In the records that follow, locate every line with "Method" and extract it.

::: RECORDS SHOWN :::

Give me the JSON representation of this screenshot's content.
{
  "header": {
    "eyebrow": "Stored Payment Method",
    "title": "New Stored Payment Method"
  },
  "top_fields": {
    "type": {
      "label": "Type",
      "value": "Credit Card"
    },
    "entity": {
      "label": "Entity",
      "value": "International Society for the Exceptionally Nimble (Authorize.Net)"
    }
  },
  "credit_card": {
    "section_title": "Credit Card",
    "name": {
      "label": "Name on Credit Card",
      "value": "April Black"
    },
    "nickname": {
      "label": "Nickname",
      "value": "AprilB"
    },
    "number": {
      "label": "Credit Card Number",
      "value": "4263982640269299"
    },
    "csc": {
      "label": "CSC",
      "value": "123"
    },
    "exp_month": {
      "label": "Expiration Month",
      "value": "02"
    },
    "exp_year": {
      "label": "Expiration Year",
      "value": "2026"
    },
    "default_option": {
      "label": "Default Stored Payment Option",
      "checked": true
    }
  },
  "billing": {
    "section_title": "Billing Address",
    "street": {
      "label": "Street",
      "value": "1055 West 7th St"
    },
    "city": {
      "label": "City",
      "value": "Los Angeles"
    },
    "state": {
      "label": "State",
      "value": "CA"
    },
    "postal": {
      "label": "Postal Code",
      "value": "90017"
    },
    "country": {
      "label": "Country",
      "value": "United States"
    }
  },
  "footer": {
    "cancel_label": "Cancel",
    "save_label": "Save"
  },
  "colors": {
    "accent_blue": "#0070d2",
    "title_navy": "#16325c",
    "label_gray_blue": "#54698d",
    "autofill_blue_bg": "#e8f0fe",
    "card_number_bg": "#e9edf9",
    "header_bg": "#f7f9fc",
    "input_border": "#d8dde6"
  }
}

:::

RESPONSE:
    "eyebrow": "Stored Payment Method",
    "title": "New Stored Payment Method"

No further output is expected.